The Search index follows a scheme which acommodates the metadata obtained from the ROHub platform and the annotations generated by the enrichment api. It has six different facets: Concepts (most frequent concepts mentioned in the text), Expressions (Most relevant phrases or collocations found in the text), Domains (fields of knowledge in which the main concepts are most commonly used), People, Places and Organizations. These facet fields, along with the rest of documents hosted by the index, are updated every time a research object is created or updated in ROHub. Moreover, each indexed document has attached other related information as the title, the description or the creator of the Research Object, which can be accessed through the Search API.

Search API

The index is built on a Solr version 8.9.0, and can be accessed using the SolrJ API or sending queries right to the service. To do it so, it is necessary to login with an standard user account, which allows to do search queries to the index. More information about how the Solr API works or which type of queries can be sent to this service can be found on the official Solr site. Click on some of their tutorials down below if you want to learn more:

Search for a single term

Field Searches

Phrase Search

Combining Searches

And for more advanced tutorials, click here:

Common Query Parameters

The Standard Query Parser

Query example

The result of the following query is a json document with the research objects which contains the word "inSAR":
curl --user standard_user:standard_user -H "Content-Type: application/json"

Facet Query example

The result of the following query is a json document with the research objects which have "Augustine Volcano" as one of their mentioned places:
curl --user standard_user:standard_user -H "Content-Type: application/json" "*:*"


Try it out

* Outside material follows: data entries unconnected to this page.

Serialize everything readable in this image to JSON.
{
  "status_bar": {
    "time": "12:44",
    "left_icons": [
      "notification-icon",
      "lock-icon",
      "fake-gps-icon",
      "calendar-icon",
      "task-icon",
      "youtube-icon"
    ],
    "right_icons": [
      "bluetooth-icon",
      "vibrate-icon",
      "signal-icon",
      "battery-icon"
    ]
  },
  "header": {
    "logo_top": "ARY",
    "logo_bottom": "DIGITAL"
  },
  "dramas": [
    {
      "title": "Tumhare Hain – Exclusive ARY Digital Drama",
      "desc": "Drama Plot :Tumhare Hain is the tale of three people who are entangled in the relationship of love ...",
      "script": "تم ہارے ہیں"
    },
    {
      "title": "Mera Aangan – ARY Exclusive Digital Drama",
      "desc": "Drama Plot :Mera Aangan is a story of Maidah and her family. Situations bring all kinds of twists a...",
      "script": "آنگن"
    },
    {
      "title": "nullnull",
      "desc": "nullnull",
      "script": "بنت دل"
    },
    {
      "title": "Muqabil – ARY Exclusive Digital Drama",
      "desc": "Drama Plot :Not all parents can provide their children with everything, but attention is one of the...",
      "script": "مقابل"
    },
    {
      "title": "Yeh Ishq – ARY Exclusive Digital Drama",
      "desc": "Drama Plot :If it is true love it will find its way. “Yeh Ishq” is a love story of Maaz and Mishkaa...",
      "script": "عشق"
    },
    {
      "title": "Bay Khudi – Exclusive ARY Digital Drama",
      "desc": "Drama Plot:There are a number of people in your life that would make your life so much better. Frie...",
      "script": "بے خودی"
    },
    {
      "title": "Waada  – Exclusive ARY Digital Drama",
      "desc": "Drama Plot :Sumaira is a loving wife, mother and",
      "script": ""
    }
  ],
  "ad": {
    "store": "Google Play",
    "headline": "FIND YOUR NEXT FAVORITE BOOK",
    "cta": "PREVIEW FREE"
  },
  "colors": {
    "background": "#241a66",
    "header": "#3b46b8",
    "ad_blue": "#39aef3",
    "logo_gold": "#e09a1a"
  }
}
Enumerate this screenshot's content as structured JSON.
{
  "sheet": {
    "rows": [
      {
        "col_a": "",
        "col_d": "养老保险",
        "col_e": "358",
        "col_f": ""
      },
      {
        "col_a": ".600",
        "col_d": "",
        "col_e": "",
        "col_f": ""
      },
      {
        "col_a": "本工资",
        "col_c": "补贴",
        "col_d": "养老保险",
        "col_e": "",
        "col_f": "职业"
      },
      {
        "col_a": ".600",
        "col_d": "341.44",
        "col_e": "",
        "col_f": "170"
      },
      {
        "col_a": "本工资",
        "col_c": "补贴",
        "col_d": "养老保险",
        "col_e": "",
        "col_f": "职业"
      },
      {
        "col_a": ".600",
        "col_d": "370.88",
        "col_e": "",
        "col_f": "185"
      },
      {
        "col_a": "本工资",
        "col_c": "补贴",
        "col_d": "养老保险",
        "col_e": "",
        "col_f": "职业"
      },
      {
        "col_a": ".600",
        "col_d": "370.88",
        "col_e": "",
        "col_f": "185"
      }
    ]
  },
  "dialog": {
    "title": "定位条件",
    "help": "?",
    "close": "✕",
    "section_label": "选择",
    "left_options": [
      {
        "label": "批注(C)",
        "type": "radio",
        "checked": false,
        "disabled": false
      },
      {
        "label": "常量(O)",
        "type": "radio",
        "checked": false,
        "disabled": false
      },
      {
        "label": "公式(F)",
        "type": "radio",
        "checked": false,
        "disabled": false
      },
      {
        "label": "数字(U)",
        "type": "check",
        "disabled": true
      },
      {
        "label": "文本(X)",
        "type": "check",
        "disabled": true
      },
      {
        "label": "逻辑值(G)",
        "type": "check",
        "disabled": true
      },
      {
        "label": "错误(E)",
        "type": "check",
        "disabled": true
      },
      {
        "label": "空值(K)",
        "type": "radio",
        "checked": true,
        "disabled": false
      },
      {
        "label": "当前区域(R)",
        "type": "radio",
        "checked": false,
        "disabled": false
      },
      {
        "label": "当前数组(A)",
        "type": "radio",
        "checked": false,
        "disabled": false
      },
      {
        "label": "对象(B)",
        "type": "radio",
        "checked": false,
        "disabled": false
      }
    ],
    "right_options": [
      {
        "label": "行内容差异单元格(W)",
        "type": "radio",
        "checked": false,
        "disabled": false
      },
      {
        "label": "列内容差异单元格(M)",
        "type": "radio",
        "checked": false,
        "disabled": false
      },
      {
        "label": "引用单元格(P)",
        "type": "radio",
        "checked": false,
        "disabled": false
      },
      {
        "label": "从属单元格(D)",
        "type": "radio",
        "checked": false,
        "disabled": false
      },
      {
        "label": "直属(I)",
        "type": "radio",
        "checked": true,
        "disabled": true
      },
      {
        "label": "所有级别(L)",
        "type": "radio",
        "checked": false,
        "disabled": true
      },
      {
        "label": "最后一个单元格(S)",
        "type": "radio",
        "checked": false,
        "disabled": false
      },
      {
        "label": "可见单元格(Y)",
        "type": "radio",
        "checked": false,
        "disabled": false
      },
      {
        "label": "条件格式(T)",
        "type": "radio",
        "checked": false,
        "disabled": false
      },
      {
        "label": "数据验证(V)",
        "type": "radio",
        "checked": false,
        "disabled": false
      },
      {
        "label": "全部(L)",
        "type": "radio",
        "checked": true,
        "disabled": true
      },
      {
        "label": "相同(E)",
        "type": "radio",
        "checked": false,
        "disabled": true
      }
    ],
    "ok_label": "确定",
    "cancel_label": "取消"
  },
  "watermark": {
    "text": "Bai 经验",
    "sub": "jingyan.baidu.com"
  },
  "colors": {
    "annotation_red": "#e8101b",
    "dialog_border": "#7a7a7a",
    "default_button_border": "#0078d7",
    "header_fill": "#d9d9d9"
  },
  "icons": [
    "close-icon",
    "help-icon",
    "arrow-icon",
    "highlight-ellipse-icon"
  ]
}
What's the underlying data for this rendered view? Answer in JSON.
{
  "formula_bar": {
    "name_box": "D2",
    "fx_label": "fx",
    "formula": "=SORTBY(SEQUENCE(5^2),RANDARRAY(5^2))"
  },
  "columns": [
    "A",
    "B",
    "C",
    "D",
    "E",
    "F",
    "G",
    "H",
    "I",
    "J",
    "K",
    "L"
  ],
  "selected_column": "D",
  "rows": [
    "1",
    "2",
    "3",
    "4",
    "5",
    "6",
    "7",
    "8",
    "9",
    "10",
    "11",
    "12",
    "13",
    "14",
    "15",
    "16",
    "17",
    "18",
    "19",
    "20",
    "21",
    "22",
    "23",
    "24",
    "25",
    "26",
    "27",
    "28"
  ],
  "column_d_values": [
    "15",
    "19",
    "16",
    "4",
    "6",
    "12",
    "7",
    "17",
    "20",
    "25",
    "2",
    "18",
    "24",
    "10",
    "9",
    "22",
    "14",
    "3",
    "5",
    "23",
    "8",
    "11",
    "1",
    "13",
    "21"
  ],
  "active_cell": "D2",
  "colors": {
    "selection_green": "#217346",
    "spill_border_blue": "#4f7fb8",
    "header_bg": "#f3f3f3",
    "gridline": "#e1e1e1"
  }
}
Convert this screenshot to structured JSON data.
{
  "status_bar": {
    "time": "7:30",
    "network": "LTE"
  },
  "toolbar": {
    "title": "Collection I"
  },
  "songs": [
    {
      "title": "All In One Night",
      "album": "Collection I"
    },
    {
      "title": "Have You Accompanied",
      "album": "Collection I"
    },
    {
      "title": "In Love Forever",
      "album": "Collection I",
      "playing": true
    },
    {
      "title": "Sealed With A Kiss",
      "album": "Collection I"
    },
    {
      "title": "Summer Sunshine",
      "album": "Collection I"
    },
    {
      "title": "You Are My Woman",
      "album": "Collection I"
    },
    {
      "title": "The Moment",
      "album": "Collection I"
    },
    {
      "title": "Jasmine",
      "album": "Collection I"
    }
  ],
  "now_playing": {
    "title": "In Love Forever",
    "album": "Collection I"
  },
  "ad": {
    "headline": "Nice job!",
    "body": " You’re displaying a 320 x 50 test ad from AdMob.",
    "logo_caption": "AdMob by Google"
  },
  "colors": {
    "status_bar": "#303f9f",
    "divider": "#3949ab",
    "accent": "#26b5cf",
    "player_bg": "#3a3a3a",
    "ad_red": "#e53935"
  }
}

The recommendation system suggests research objects that might be of interest according to user’s research interests. The recommendation system follows a content-based approach in the sense that it compares the research object content with the user interest to draw the list of recommended items. This comparison is based on the annotations added by the semantic enrichment process. The user interests are identified from the top concepts in the user’s research objects. These concepts are then compared with the concepts that annotate the research objects in the whole collection. The user interest can be increased by i) adding specific research objects from other users or ii) adding a different scientist. In the former case the main concepts of the research object are added to the user’s interests and in the latter case the scientist interests are added to the user’s interests. The recommendation system has a rest API and a web user interface called Collaboration Spheres.

Recommendation API

The recommendation service rest api accepts post requests and returns a json document with the list of research objects that make up the recommendation. The service is currently deployed in: To include research objects or scientist in the recommendation context the service accepts a json document of the form {“ros”:[“uri-1”,...], “scientists”:[“uri-2”,...]} where the element “ros” is an array containing the list of uris corresponding to the research objects that will be added to the recommendation context and the element scientist is an array containing the list of uris corresponding to the users that will be added to the recommendation context. To be consistent with definition of context in the collaboration spheres a maximum of three uris, either research objects, users or a combination of both, can be added to the recommendation context. Below an example of how the service can be call and the results that it provides is presented.

API example

curl -d '{"ros": [""], "scientists":[]}' -H "Content-Type: application/json" -X POST

More materials

EGI Notebook Tutorial

Learn how to invoke our APIs with the Jupyter Notebook we have released in EGI.

It is available under datahub/Reliance/Text_Mining_Tutorial/